- _EXERCISE PROMPT_:
Count the lines below that include the word "FROM", then give that number and no other words.

- _DATA FOR THE TASK_:
========
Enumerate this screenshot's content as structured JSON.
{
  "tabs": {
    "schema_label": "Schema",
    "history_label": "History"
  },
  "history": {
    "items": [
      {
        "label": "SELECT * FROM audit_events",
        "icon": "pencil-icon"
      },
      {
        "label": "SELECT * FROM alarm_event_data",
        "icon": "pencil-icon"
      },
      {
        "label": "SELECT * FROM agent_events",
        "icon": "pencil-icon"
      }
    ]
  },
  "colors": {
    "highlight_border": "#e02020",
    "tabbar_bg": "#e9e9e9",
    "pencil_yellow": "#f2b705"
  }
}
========
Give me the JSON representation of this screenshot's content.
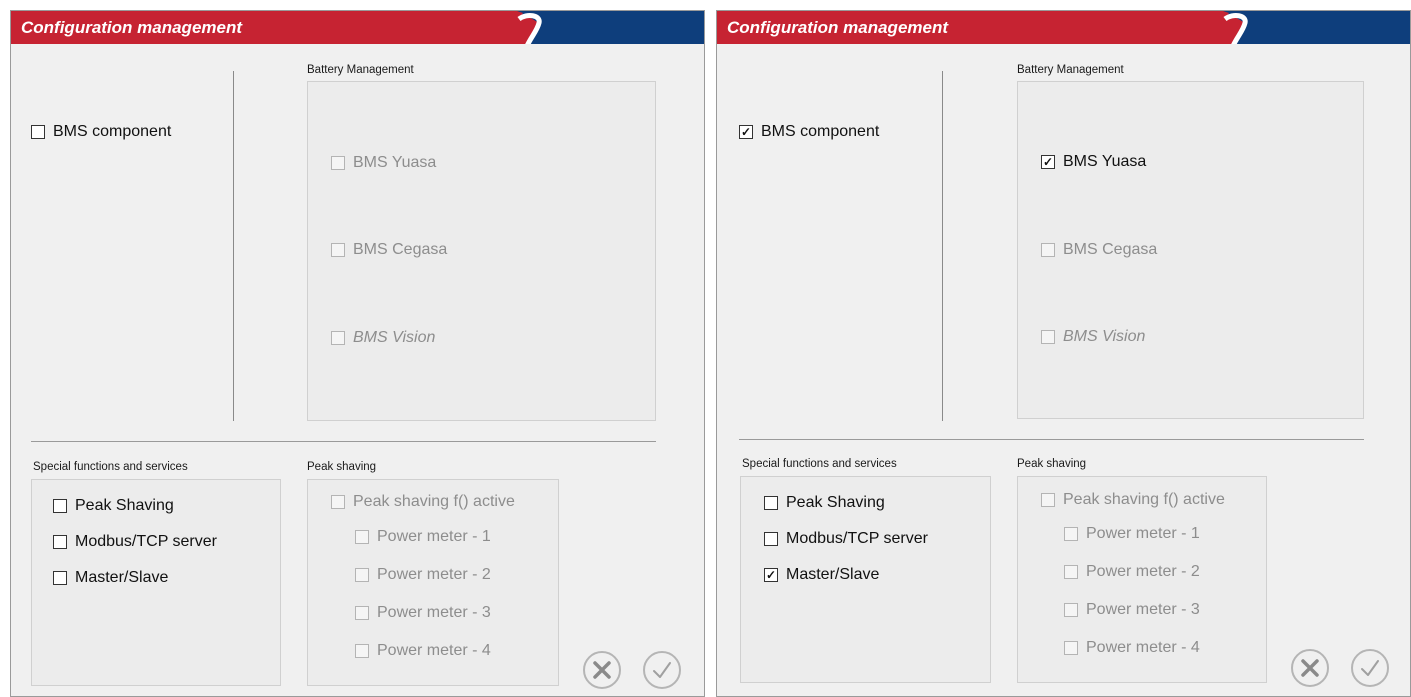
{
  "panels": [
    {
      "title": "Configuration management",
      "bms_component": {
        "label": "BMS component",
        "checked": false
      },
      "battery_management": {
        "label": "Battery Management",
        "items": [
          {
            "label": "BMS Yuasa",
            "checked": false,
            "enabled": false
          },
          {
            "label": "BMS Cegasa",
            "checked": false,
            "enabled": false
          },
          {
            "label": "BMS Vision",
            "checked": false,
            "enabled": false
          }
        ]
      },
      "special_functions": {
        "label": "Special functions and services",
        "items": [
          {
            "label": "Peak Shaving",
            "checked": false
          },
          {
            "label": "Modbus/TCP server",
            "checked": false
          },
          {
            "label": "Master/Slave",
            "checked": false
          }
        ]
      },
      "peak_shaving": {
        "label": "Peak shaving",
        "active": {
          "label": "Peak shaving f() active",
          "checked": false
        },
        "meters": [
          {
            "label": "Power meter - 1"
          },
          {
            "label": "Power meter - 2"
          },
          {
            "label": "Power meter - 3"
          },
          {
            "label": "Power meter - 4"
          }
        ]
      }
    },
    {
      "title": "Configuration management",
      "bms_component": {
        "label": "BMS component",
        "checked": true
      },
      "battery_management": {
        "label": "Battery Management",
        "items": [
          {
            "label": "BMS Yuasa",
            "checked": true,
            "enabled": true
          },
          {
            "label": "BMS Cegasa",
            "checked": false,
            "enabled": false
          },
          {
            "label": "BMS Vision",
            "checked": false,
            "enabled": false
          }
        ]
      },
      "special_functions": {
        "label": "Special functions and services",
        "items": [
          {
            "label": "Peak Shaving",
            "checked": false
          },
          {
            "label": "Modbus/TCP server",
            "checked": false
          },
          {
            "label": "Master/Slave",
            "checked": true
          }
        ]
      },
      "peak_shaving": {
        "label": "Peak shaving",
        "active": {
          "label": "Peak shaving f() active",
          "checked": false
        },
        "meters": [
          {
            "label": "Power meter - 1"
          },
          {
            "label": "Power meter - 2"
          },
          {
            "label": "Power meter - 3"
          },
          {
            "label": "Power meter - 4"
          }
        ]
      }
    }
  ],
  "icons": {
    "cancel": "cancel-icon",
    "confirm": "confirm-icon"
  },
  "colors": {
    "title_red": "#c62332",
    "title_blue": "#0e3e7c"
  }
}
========
- _ANSWER BELOW_:
3